Jarhead is a desperate man who'd do just about anything to feed his children. He's also the toughest fighter in southeastern Kentucky, and he's convinced that his ticket to a better life is one last fight with a cash prize so big it'll solve all his problems.
Meanwhile, there's Chainsaw Angus—an undefeated master fighter who isn't too keen on getting his face punched anymore, so he and his sister, Liz, have started cooking meth. And they get in deep. So deep that Liz wants it all for herself, and she might just be ready to kill her brother for it. One more showdown to take place at the Donnybrook.
As we travel through the backwoods to get to the Donnybrook, we meet a cast of nasty, ruined characters driven to all sorts of evil, all in the name of getting their fix—drugs, violence, sex, money, honor. Donnybrook is exactly the fearless, explosive, amphetamine-fueled journey you'd expect from Frank Bill's first novel . . . and then some.

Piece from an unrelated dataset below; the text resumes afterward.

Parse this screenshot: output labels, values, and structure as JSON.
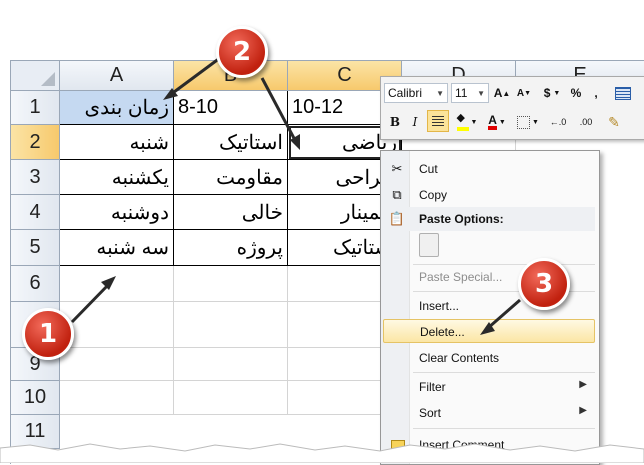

"Yes, the mayhem quotient is off the charts in Bill’s debut novel, but there is much more to Donnybrook than characters maimed and murdered in nightmarish ways. The cast is memorable, the dialogue crackles, the tension is unrelenting — and it all happens for a reason. . . You’ll be riveted by the depravity while marveling at Bill’s skill at telling this testosterone-fueled tale." —Dave Astor, The Washington Post
"Bill is a master of conveying life in rural, blue-collar Middle America without pandering to or stereotyping his subjects. Rather, he writes with striking compassion for the kind of casually violent people you’d want on your side during the apocalypse." —Brittany Shoot, The Rumpus
"In the world of faces punched, crank snorted, guts shot, and whiskey pounded, Frank Bill is king, and Donnybrook sets him up as the poet laureate of the apocalypse. Steeped in nonstop action, dark human need, and the coming end of civility in America, this novel is a stunning debut from an author more than willing to hold society still while it stares in the mirror." —Christopher Krovatin, Revolver
"Bill is one hell of a storyteller." —Kirkus
"With an authority that reveals his many years in these rural towns, Frank Bill shows us in vivid details the places and sensations of life on the fringe . . . Above and beyond the fighting and betrayal—the broken arms, shattered teeth, and bloodstained canvas—Bill is able to make us care about these men. . . With an unflinching eye, Frank Bill has created a dark world, one of desperation and loss, showing us a part of the country, and humanity, that we would be smart to avoid." —Richard Thomas, The Nervous Breakdown
"Bill's work is stark and visual . . . He crafts the book's many fight scenes with the grace of a choreographer, placing each character in the right place at the right time . . . The thought of what might come next [after Donnybrook] speaks to Bill’s ability to hook his readers and keep them coming back. Just don’t expect to leave him without taking a beating." —Jeremy Estes, PopMatters